What are we talking about?

The self-styled alternative literature and arts festival returns to London's East End for a month of unusual, wordy events. Libraries are a theme.

Elevator pitch

The literary festival gets an injection of geek chic.

The talent

There's plenty. Tim Etchells, founder of theatre company Forced Entertainment has developed a "self-generating" play, while Debbie Pearson – artistic director of Edinburgh's celebrated Forest Fringe – performs her play Like You Were Before. Comedian Robin Ince teams up with Stuart Evers to re-invigorate George Orwell's old "Books vs Cigarettes" debate. Singer-songwriter Emmy the Great and poet/musician Jack Underwood present a "light-hearted lament for the library". Christian Bök, best-selling experimental poet (not an oxymoron, or not in Canada anyway) is supported by Luke Kennard. And artist Paul Granjon, poet Ross Sutherland, and author Nikesh Shukla are part of Man/Machine, a whole evening of robot-themed lexical fun. Phew.

The early buzz

Website Londonist is a long-standing fan: "If we had to rank how much we love the London Word Festival, it would probably be up there with cake, the Shard and ring-tailed lemurs. This annual celebration of words and language always has fresh ideas, interesting venues and fantastic performers, and this year's line-up has us literally – literally – salivating."

Insider knowledge

While the loose library theme has been in the pipeline since last summer, the recent cuts and closure woes have found their way into some performances. Emmy the Great's show The Goodbye Library has taken material from the anti-closure movement and she's been touring libraries for research purposes.

It's great that...

There's no literary festival stuffiness here: the oddest event on the programme – Intergender Wrestling – will see a man (Simon Munnery) wrestling some women (Joanna Neary, Josie Long, and Isy Suttie among others). It's performance art, you know.

It's a shame that...

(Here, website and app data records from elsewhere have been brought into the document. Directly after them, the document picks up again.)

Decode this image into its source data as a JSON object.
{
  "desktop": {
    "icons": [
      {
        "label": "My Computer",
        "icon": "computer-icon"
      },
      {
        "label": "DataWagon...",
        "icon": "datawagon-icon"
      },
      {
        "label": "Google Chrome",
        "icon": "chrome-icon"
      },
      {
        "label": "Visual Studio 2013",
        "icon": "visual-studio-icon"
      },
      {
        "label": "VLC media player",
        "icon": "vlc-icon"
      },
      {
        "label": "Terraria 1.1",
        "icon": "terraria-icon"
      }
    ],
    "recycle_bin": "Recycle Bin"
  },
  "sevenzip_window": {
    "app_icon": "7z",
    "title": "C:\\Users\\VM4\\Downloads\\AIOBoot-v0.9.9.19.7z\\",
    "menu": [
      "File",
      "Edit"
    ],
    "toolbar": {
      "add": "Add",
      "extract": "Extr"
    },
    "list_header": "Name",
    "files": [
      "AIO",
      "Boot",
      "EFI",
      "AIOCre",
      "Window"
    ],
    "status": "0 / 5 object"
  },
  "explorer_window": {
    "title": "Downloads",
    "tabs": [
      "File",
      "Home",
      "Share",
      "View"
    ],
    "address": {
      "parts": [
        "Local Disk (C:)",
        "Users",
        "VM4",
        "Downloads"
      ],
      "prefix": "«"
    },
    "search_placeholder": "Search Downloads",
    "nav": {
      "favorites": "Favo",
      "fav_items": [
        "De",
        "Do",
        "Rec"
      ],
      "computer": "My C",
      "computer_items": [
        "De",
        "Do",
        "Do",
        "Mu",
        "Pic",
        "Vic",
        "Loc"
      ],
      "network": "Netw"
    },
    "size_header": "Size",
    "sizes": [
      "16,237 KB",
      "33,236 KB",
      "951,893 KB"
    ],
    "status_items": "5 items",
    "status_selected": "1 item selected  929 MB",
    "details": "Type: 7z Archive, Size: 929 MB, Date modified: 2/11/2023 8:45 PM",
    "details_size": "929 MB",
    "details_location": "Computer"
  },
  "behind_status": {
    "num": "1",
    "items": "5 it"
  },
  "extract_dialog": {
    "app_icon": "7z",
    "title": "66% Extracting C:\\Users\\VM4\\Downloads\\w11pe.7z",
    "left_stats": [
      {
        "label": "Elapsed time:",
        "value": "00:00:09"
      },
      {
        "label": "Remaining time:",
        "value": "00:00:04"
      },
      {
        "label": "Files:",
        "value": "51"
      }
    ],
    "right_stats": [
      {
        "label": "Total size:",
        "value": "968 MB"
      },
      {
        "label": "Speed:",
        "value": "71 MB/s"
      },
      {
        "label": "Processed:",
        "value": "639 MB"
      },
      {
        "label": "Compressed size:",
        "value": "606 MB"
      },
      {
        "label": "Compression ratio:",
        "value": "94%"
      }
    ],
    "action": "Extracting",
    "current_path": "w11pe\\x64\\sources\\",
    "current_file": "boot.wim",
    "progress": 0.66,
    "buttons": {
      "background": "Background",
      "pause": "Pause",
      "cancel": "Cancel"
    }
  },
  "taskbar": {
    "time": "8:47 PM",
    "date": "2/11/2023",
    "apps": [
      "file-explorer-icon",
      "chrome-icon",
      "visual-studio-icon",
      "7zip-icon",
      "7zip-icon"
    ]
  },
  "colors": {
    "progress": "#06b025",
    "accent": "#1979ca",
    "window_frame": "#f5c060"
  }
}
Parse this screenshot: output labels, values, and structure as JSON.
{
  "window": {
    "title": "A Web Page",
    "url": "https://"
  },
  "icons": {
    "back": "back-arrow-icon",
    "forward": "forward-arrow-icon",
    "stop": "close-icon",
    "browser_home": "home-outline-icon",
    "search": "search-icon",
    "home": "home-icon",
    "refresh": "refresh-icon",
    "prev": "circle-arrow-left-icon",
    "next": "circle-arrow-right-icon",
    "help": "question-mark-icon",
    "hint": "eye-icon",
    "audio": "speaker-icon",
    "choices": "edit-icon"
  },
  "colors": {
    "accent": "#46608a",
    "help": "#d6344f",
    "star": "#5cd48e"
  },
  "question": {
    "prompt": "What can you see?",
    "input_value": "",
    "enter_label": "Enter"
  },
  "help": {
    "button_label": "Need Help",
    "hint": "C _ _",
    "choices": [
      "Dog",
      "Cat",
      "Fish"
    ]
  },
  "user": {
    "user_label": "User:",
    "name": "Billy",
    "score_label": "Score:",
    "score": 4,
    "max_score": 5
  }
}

They might not actually do that much wrestling (the last attempt at staging it, at Tate Modern, had to be cancelled – they didn't have a sporting licence ....)

Hit potential

Despite an increasing enthusiasm for spoken-word events, the LWF is not overburdened with household names. Expect earnestly cool East End arty types though.

The details

Various venues around east London (londonwordfestival.com), 7 April to 5 May.